Berezovsky death: British coroner records open verdict
A British coroner recorded an open verdict on Thursday in the death of Boris Berezovsky, saying he could not prove the Russian oligarch had meant to take his life.
The Kremlin insider-turned-critic, 67, was found lying on the floor of the locked bathroom of a mansion in Ascot, near London, with a ligature around his neck in March 2013.
The two-day inquest heard that Berezovsky was a "broken" man and regularly talked about suicide after losing a legal battle against Chelsea owner Roman Abramovich.
But it also heard evidence from his daughter Elizaveta saying he thought he might have been poisoned, while a medical expert said the tycoon could have been strangled.
Coroner Peter Bedford said "contradictory" evidence meant he could not prove beyond all reasonable doubt that the businessman either took his own life or was unlawfully killed.

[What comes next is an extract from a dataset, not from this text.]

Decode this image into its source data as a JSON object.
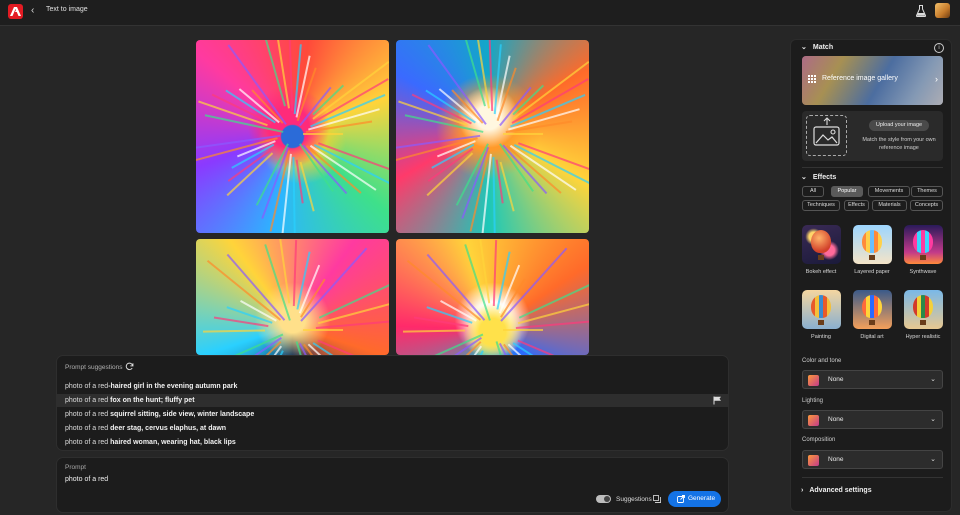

"I am not saying Mr Berezovsky took his own life, I am not saying Mr Berezovsky was unlawfully killed," Bedford said.
"What I am saying is that the burden of proof sets such a high standard it is impossible for me to say."

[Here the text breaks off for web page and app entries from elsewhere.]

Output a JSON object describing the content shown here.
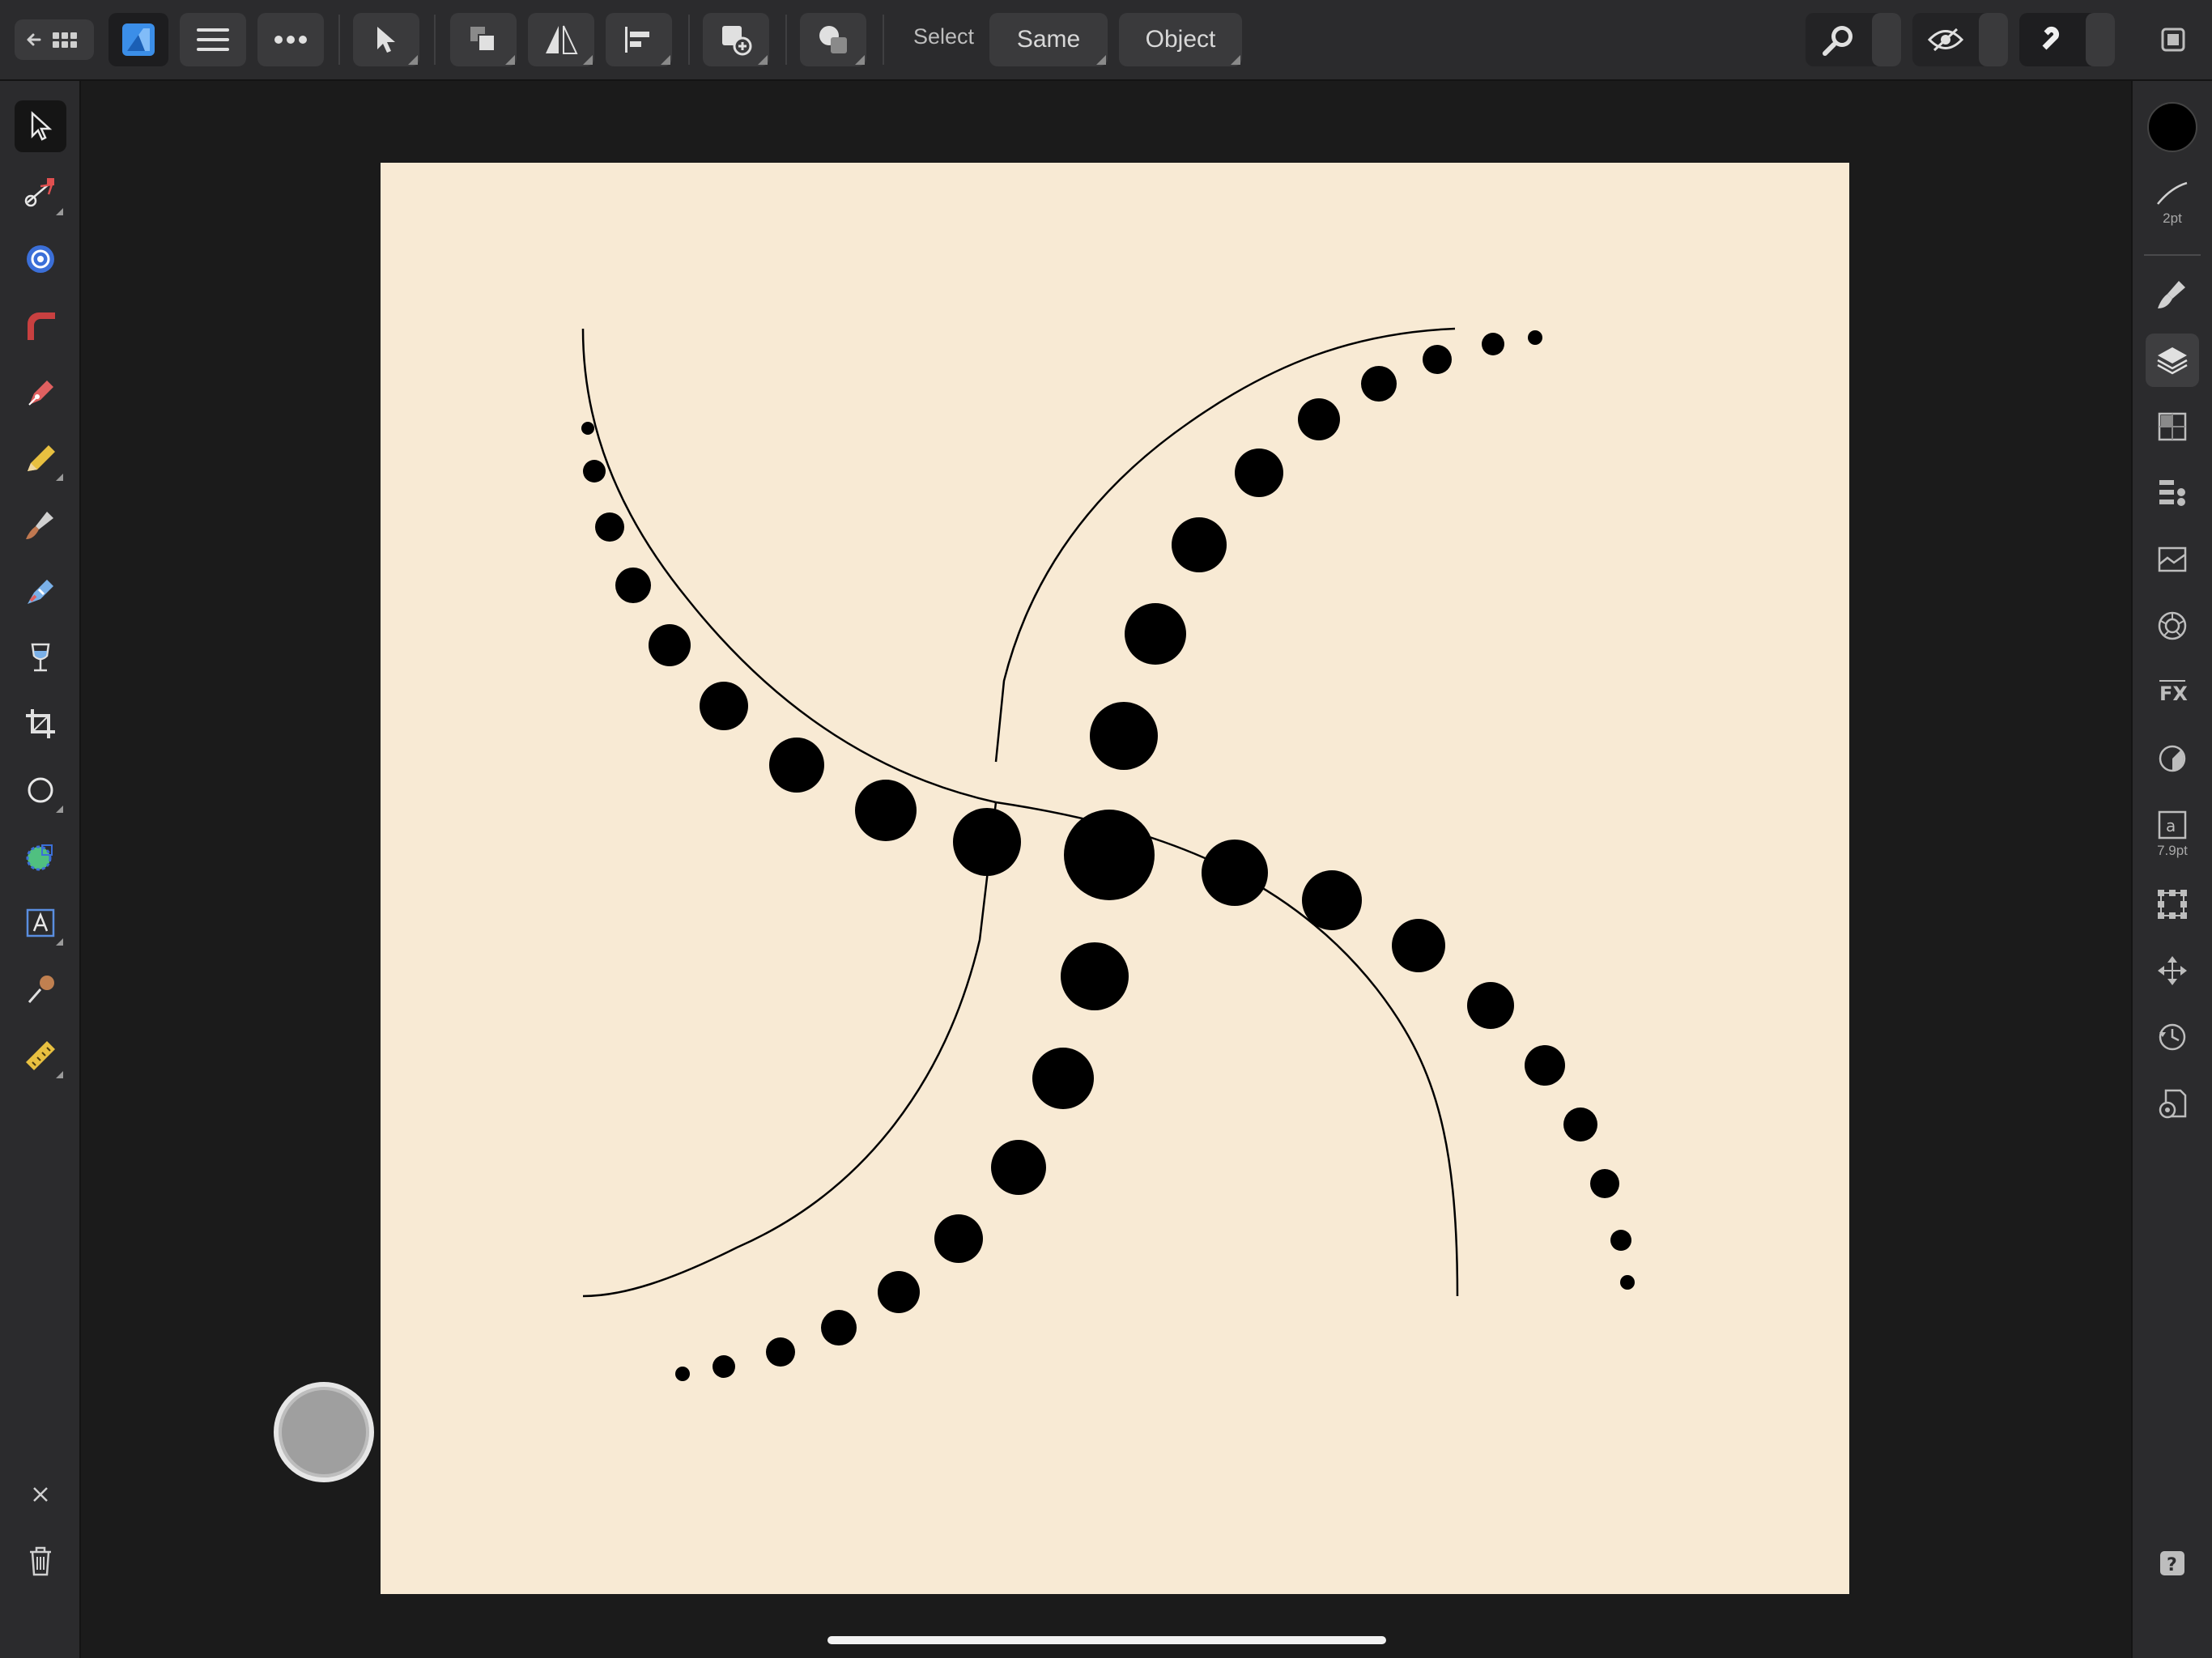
{
  "toolbar": {
    "select_label": "Select",
    "same_button": "Same",
    "object_button": "Object"
  },
  "right_panel": {
    "stroke_width": "2pt",
    "text_size": "7.9pt"
  },
  "colors": {
    "chrome": "#2b2b2d",
    "button": "#3a3a3c",
    "document": "#f8ead4",
    "accent": "#3b8ee8",
    "ink": "#000000"
  },
  "icons": {
    "top": [
      "back-arrow-icon",
      "grid-icon",
      "affinity-designer-logo-icon",
      "menu-icon",
      "more-icon",
      "move-tool-icon",
      "arrange-icon",
      "flip-icon",
      "align-icon",
      "add-object-icon",
      "boolean-icon",
      "zoom-icon",
      "view-mode-icon",
      "snapping-magnet-icon",
      "window-icon"
    ],
    "left": [
      "move-tool-icon",
      "node-tool-icon",
      "point-transform-icon",
      "corner-tool-icon",
      "pen-tool-icon",
      "pencil-tool-icon",
      "vector-brush-icon",
      "fill-tool-icon",
      "transparency-tool-icon",
      "crop-tool-icon",
      "ellipse-tool-icon",
      "shape-builder-icon",
      "artistic-text-icon",
      "color-picker-icon",
      "measure-tool-icon",
      "close-icon",
      "trash-icon"
    ],
    "right": [
      "fill-color-icon",
      "stroke-icon",
      "brushes-icon",
      "layers-icon",
      "transparency-icon",
      "appearance-icon",
      "styles-icon",
      "color-icon",
      "fx-icon",
      "adjustments-icon",
      "text-style-icon",
      "transform-icon",
      "navigator-icon",
      "history-icon",
      "document-settings-icon",
      "help-icon"
    ]
  }
}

Members of the Berezovsky family declined to comment on the verdict as they left the court in Windsor.
Berezovsky was a key power broker in the Kremlin but fled to Britain when he fell out with President Vladimir Putin and was granted asylum.
The tycoon's bodyguard, who found Berezovsky's body, told the inquest that his employer had been depressed after losing a £3 billion ($4.7 billion, 3.6 billion euros) damages claim against fellow oligarch Roman Abramovich in 2012.
The coroner said: "It is clear to me and the witnesses I have heard that it had a significant effect not only on his finances but also on his mental health."
Although there were suggestions that Berezovsky -- who had survived at least two assassination attempts -- was murdered, police did not find any evidence of foul play.
Berezovsky was a friend of Russian dissident Alexander Litvinenko, who was murdered with radioactive polonium in London in 2006, and had been due to testify at Litvinenko's own inquest.
In the immediate aftermath of Berezovsky's death, experts from Britain's Atomic Weapons Establishment attended the scene but found no evidence of radiation, the inquest heard.
© 2014 AFP